**Your assignment:** Every record below is to be repeated exactly, with the pictures left out.

[Page and application data records]
┌──

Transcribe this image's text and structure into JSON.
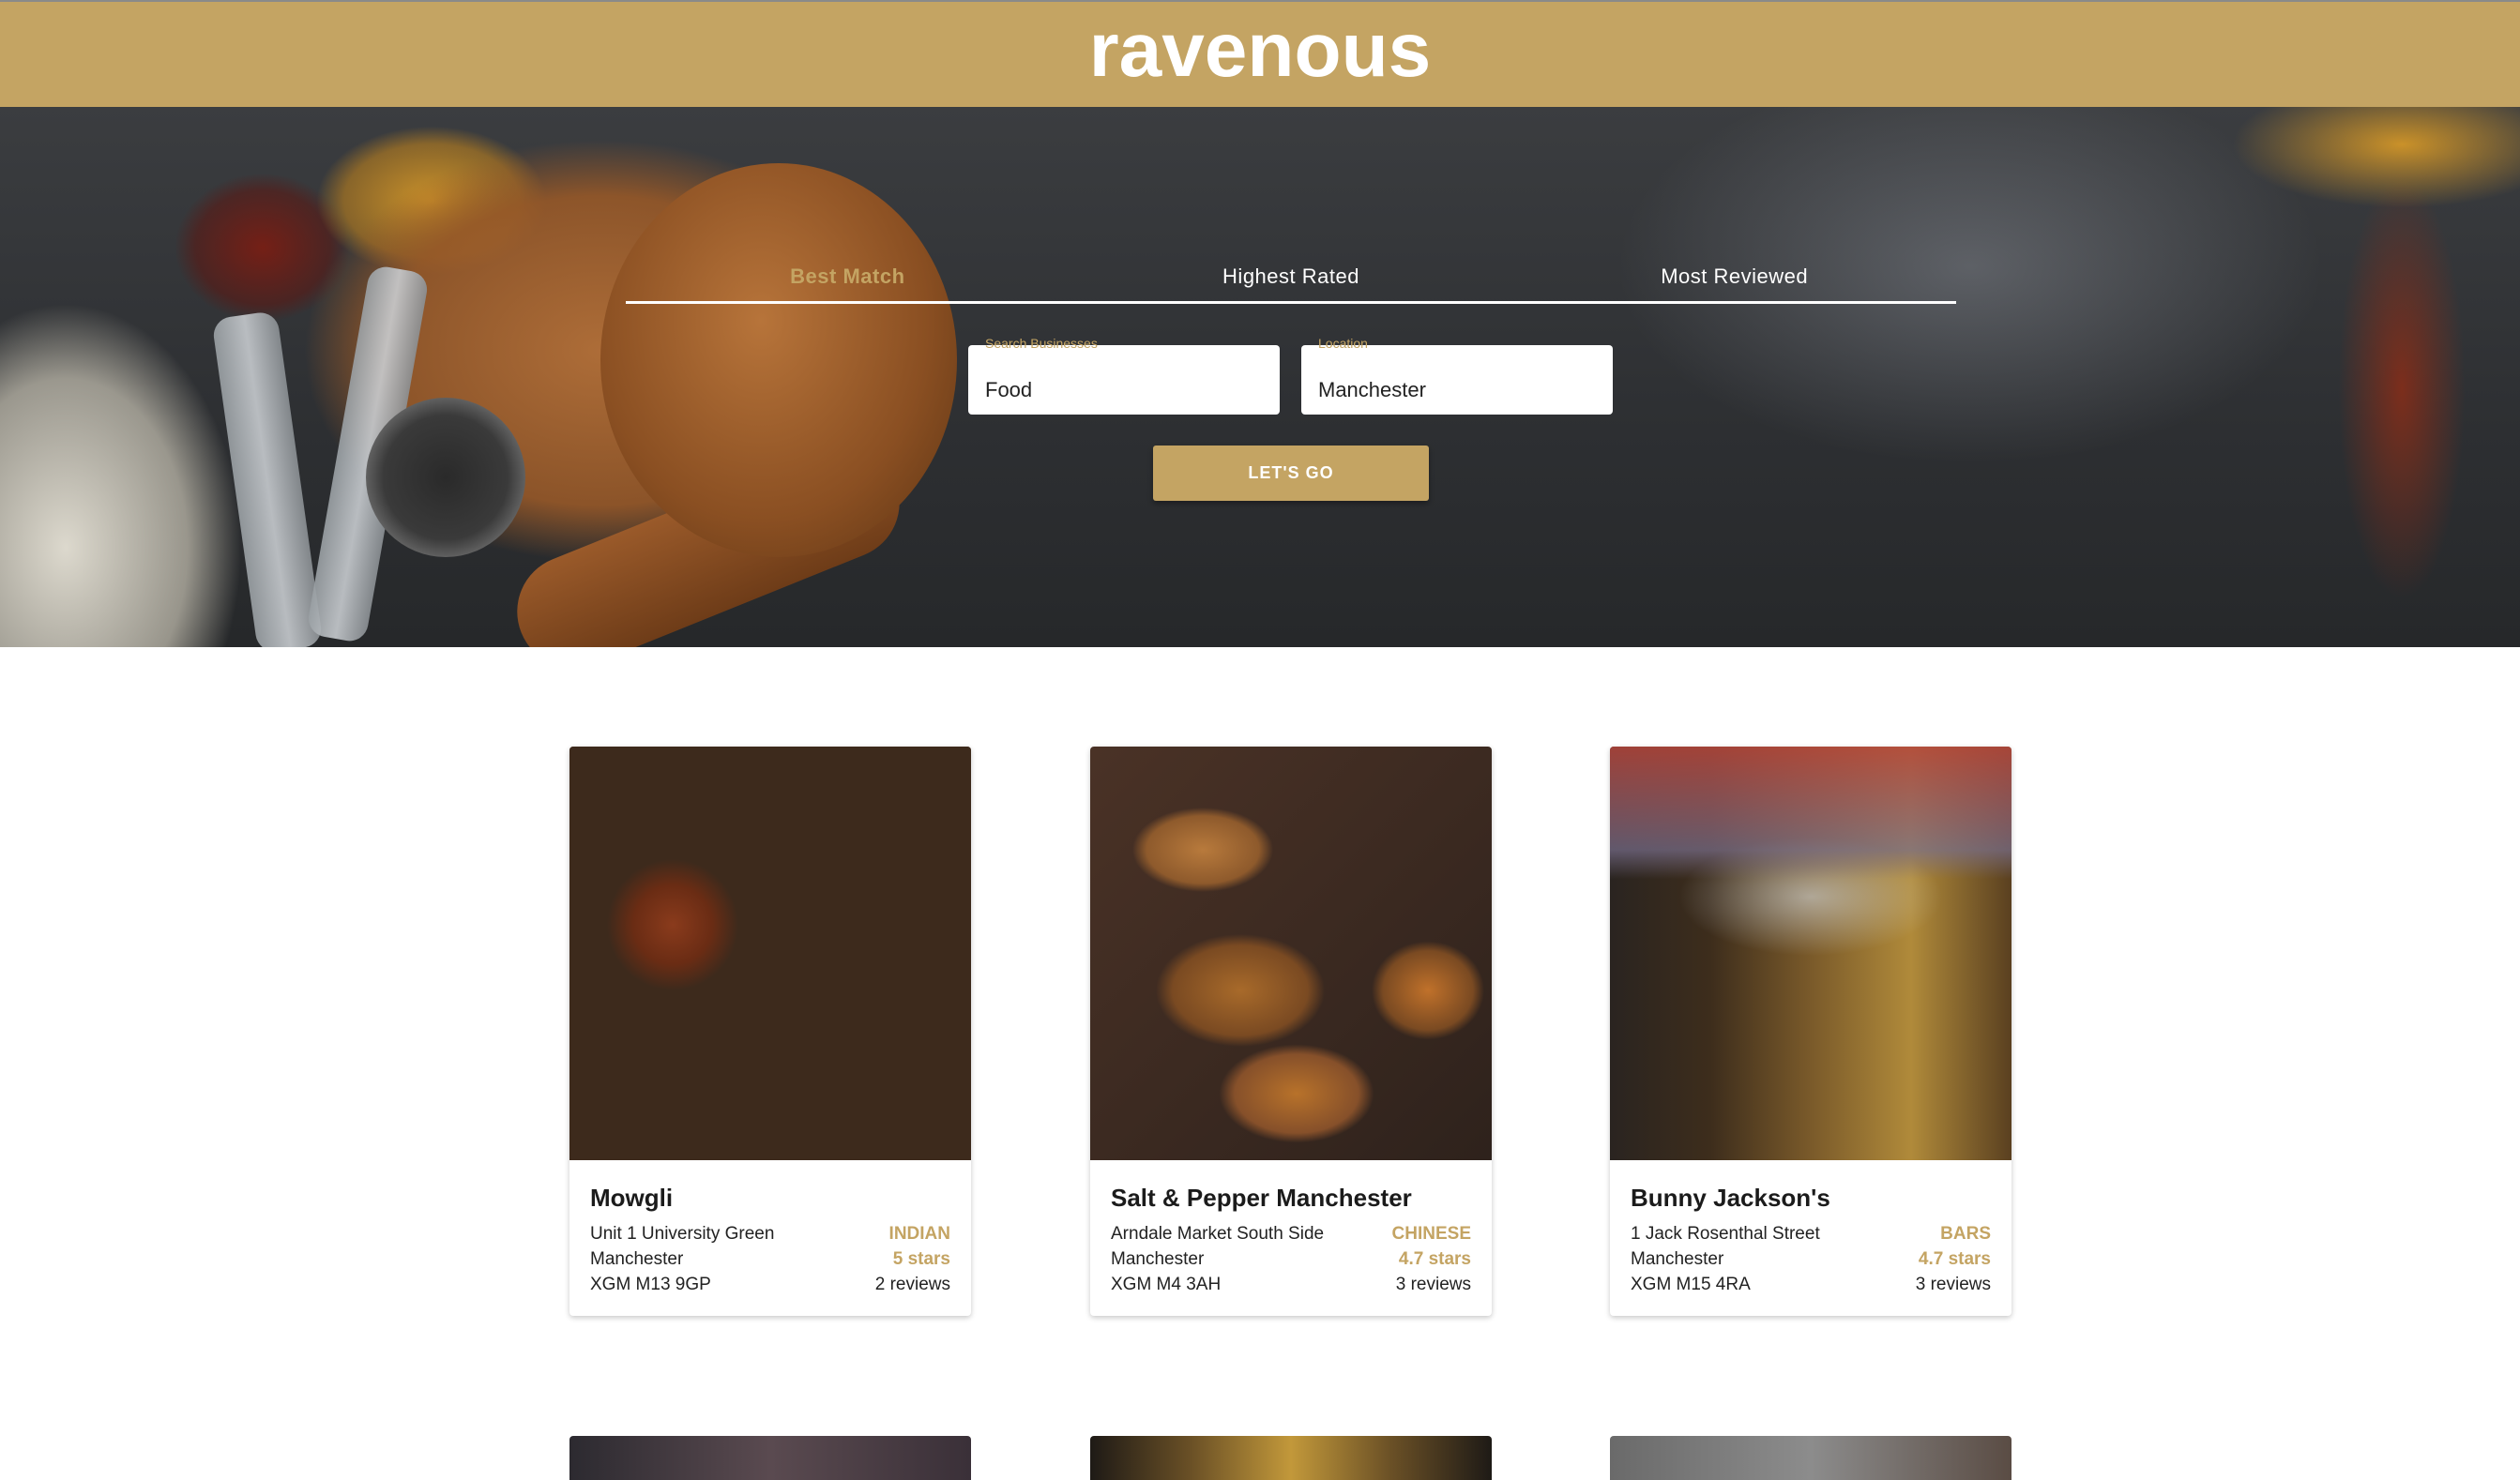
{
  "header": {
    "brand": "ravenous"
  },
  "search": {
    "tabs": [
      {
        "label": "Best Match",
        "active": true
      },
      {
        "label": "Highest Rated",
        "active": false
      },
      {
        "label": "Most Reviewed",
        "active": false
      }
    ],
    "term_label": "Search Businesses",
    "term_value": "Food",
    "location_label": "Location",
    "location_value": "Manchester",
    "submit_label": "LET'S GO"
  },
  "businesses": [
    {
      "name": "Mowgli",
      "address": "Unit 1 University Green",
      "city": "Manchester",
      "region": "XGM M13 9GP",
      "category": "INDIAN",
      "rating": "5 stars",
      "reviews": "2 reviews"
    },
    {
      "name": "Salt & Pepper Manchester",
      "address": "Arndale Market South Side",
      "city": "Manchester",
      "region": "XGM M4 3AH",
      "category": "CHINESE",
      "rating": "4.7 stars",
      "reviews": "3 reviews"
    },
    {
      "name": "Bunny Jackson's",
      "address": "1 Jack Rosenthal Street",
      "city": "Manchester",
      "region": "XGM M15 4RA",
      "category": "BARS",
      "rating": "4.7 stars",
      "reviews": "3 reviews"
    }
  ],
  "colors": {
    "accent": "#c4a463",
    "text": "#222222"
  }
}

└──

**Answer to the exercise:**
Transcribe this image's text and structure into JSON.
{
  "header": {
    "brand": "ravenous"
  },
  "search": {
    "tabs": [
      {
        "label": "Best Match",
        "active": true
      },
      {
        "label": "Highest Rated",
        "active": false
      },
      {
        "label": "Most Reviewed",
        "active": false
      }
    ],
    "term_label": "Search Businesses",
    "term_value": "Food",
    "location_label": "Location",
    "location_value": "Manchester",
    "submit_label": "LET'S GO"
  },
  "businesses": [
    {
      "name": "Mowgli",
      "address": "Unit 1 University Green",
      "city": "Manchester",
      "region": "XGM M13 9GP",
      "category": "INDIAN",
      "rating": "5 stars",
      "reviews": "2 reviews"
    },
    {
      "name": "Salt & Pepper Manchester",
      "address": "Arndale Market South Side",
      "city": "Manchester",
      "region": "XGM M4 3AH",
      "category": "CHINESE",
      "rating": "4.7 stars",
      "reviews": "3 reviews"
    },
    {
      "name": "Bunny Jackson's",
      "address": "1 Jack Rosenthal Street",
      "city": "Manchester",
      "region": "XGM M15 4RA",
      "category": "BARS",
      "rating": "4.7 stars",
      "reviews": "3 reviews"
    }
  ],
  "colors": {
    "accent": "#c4a463",
    "text": "#222222"
  }
}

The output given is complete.